Current
A higher r.m.s. current to supply the same

output (about 10% higher) Increase in motor operating temperature On average, VFD fed motors will have a temperature increase of about 15C, at rated speed and load

Noise Level
Due to the harmonics, the motor noise level

will increase when it is operated using a VFD Experience shows that the sound pressure level at A scale at motor rated speed is increased by anything between 2 and 15dBA with a VFD This extra noise level depends mainly on the inverter switching frequency and harmonic content. Noise mitigation costs increase

Motor Design Life


Standards VFD voltage peaks (Vp) < 1,000V and dV/dT <500 V/s but VFD motors are subjected to 5000V/s and 1,500V Voltage peaks depend on carrier frequency dV/dT affects the insulation between turns, the high voltage spikes affect the insulation between phases Damage peaks breakdown dieelectric strength of insulation Die electric strength reduced by humidity & temperature Corona & partial discharge destroy motors Standard motors design life reduced by up to
IEC 34-17 and DIN VDE 530 Repeated voltage
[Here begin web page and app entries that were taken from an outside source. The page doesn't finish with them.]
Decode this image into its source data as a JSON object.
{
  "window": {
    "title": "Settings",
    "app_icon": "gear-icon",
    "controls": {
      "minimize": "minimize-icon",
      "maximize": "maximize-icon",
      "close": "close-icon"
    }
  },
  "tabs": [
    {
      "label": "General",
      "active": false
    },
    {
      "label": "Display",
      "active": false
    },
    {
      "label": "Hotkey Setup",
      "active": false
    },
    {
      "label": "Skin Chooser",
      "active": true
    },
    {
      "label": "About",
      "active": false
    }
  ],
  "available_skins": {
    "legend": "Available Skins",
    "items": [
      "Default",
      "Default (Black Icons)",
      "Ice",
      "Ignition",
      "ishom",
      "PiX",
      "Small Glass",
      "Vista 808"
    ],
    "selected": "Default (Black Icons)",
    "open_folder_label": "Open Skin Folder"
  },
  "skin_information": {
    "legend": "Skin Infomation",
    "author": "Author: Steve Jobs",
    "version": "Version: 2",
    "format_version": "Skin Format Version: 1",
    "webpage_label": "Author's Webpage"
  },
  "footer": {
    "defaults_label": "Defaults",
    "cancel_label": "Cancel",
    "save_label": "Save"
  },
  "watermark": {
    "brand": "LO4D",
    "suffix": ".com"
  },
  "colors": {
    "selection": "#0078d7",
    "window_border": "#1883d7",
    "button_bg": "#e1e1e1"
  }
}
Commercial Considerations

Costs of a Pump/VFD Installation


Capex
VFD components with

Opex
VFD inefficiency

a design life < 10years Larger switchroom Increased air conditioning Screened cable Harmonic protection Special motors Supplementary fans Increase in noise

95% Inefficiency of motor Supplementary fans Special motor spares Air conditioning energy Reduced life of motor Spares for VFD Spares costs oversize pump

Commercial-Other
Engineers who use suppliers to select pumps or

process solutions lose engineering control of the procurement process Pump suppliers do not necessarily know, or care, about the process vs. electrical requirements of the VFD/motor interface-divided responsibility String testing motor/pump/VFD is difficult during the contract period for larger motors because of :-time -manufacture location of components -responsibility of the other parties equipment -packing/unpacking/re-packing

Conclusions
Engineers need to specify all operating & electrical

conditions to pump, motor & VFD supplier Invest in the mechanical engineering and specify correctly Future operating conditions may not occur. If they do they can be met with alternate solutions VFDs do not always save energy, Capex or Opex VFDs do not avoid transients from power loss VFDs provide a suitable solution to some pump operating conditions but should not be considered a panacea You just can't ever beat the energy efficiency of running a properly sized pump at 100% BEP rated flow. Mechanical engineers have a poor understanding of electric motors & VFDs and fail to communicate with process or electrical engineers

Questions

Please ask questions remembering I am a mechanical engineer!

Useful links
This presentation was by Geoff Stone
geoffrey.stone@yahoo.c o.uk

sulzerpumps.com mcnallyinstitute.com

eng-tips.com
nidi.org pumpsystemsmatter.org

Tel 0402 35 2313


Or 02 8850 2313

aft.com
toshont.com/vfdapp.htm virtualpipeline.spaces.live.com

canterburyengineeringassociat

es.com